In this activity, students will be doing observations outside and working in pairs. With their partners, students will be comparing and contrasting two different types of leaves. After the students are finished, the students will share their findings with each other.
Context for Use
Resource Type: Activities:Classroom Activity, Field Activity
Special Interest: Field-Based Teaching and Learning
Grade Level: Primary (K-2)
Theme: Teach the Earth:Enhancing your Teaching:Teaching in the Field
Description and Teaching Materials
Take students on a nature walk. Stop at a few spots where you can see leaves and have students make observations. During the observation sharing, ask students questions about the leaves. Questions like: What can you tell me about this leaf? How is this different from other leaves? Why is it that shape? During the discussion, go over words that will describe or tell about a leaf. Words like vein, round edges, flat, short, narrow, sharp edges, etc. Then have students find a leaf to take it back to the classroom.

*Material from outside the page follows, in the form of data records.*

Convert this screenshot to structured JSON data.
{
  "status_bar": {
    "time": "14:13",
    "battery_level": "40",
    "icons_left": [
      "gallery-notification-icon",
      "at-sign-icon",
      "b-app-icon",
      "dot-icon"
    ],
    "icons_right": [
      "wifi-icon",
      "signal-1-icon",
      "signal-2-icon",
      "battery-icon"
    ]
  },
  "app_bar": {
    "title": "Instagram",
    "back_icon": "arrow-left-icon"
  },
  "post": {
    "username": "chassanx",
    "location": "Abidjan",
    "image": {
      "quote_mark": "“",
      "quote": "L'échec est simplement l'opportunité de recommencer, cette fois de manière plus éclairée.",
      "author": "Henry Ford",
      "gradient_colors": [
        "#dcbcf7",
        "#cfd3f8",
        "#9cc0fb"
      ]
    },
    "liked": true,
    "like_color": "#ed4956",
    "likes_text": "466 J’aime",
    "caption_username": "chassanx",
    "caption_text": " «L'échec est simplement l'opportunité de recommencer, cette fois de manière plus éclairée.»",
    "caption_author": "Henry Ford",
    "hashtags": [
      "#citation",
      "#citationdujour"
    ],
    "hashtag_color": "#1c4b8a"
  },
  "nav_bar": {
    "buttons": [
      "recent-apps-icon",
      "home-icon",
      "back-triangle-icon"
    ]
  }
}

Have the students write in their journal what they saw the day before. Give the students a chance to share their thoughts and observations. Tell the students to open their journal to a clean page. Have the students glue their leaf on that page. Then have the students label their leaf. When finished, have the students share how they labeled their leaf. Then have the students find a partner and take the students outside to find two different leaves.
1. Have students get together with their partner from the day before.
2. Hand each group their two leaves.
3. Looking at their leaves, have the students ask you questions. As the students are saying the questions, make sure you are writing them on the whiteboard.
4. When you feel that the students have asked you plenty of good questions, then stop and pick three good investigable questions by circling them in a different marker.
5. Have the students look at their leaves and make a prediction.
6. From the three questions, have each group pick a question for their group.
7. Give each student a three-column worksheet to make their observations. One top of the worksheet, there should be Sample A, Share, and Sample B written respectively.
8. Tell the students that you will give them the first ten minutes to observe to with their eyes and write down what they see.
9. After the ten minutes, give each student a hand lens. Give them ten minutes to make their observations with it.
1. Have students transfer their observations from their column worksheet to a Venn diagram.
2. After they are finished with that, have the students write their claims-and-evidence statement.
2 leaves for each group (native to school environment)
Venn diagram worksheet (one for each student)
Three-column worksheet (one for each student)
Teaching Notes and Tips
2. Make sure all components (purpose, prediction, plan, observations, claims and evidence, conclusions and reflection) are taught to the students beforehand.
3. Encourage students to do the observations without help from you, the teacher.